» Task to carry out: Take every line of the material below that includes the string "Home" and copy it out.

>>>>

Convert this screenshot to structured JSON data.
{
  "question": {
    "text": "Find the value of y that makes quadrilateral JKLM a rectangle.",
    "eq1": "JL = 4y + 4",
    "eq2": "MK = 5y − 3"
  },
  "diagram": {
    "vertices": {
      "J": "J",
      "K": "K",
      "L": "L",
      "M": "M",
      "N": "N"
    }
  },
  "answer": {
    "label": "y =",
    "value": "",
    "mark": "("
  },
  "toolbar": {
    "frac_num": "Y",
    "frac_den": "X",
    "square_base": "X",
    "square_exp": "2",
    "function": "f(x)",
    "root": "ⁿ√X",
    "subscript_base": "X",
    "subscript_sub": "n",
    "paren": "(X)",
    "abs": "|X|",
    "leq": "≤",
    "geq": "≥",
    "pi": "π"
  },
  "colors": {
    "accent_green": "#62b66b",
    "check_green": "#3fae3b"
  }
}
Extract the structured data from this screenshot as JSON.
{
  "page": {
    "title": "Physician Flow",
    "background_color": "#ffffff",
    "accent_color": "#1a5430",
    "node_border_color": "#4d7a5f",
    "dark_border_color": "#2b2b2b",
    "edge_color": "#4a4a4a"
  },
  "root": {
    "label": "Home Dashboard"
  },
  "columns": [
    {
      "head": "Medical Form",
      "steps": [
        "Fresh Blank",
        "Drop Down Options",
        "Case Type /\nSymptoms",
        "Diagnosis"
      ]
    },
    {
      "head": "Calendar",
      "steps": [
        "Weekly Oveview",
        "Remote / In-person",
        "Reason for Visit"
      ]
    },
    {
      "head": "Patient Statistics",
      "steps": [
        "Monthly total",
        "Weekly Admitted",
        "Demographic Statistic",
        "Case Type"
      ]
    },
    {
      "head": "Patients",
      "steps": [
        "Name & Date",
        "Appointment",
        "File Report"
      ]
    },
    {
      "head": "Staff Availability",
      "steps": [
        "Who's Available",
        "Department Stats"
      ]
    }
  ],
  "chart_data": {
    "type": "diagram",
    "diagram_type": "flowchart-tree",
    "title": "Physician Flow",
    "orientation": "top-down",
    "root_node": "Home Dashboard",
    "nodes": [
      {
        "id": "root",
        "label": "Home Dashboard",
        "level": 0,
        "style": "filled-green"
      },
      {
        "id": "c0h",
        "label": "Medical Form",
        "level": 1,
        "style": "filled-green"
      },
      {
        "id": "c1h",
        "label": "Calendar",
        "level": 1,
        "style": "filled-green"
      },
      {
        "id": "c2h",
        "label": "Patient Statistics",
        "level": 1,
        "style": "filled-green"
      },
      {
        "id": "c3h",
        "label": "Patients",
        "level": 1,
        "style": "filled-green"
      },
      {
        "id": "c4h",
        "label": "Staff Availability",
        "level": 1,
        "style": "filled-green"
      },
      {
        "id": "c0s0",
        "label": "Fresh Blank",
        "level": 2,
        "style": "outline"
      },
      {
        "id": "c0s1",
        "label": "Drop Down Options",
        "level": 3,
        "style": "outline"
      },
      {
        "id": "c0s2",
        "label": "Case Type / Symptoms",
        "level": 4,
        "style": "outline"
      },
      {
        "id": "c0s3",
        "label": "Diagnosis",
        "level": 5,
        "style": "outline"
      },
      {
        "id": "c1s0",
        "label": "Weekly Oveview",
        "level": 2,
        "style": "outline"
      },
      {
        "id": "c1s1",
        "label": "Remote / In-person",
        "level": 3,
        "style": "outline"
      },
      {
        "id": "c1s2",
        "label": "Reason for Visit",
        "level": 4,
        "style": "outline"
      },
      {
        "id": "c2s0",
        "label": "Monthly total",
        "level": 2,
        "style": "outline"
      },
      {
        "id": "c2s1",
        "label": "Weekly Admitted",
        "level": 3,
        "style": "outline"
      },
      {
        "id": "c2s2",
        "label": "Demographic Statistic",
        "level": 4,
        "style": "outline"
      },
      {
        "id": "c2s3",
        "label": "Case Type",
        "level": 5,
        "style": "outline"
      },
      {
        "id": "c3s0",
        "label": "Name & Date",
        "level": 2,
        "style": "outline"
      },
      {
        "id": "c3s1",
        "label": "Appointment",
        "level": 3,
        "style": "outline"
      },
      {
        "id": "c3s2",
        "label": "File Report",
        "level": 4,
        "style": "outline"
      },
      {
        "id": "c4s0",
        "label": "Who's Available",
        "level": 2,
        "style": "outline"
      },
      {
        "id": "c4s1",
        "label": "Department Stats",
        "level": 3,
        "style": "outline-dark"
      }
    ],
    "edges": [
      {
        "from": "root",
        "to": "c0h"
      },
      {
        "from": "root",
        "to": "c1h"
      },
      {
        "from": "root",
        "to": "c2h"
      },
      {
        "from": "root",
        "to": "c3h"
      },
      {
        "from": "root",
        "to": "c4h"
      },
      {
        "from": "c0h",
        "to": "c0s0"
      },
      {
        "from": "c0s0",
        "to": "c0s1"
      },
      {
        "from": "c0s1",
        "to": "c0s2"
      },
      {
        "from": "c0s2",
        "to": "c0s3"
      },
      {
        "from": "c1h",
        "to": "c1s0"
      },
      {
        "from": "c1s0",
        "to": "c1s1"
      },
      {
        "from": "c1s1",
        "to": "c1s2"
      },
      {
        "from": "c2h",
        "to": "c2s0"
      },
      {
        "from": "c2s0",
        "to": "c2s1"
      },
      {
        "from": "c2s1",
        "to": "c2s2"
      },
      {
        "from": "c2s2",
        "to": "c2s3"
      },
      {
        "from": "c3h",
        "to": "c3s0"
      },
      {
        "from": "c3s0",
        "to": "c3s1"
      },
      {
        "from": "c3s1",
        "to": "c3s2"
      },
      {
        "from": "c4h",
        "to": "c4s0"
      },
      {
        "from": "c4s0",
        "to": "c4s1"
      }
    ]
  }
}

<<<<

» Answer to this task:
    "label": "Home Dashboard"
    "root_node": "Home Dashboard",
        "label": "Home Dashboard",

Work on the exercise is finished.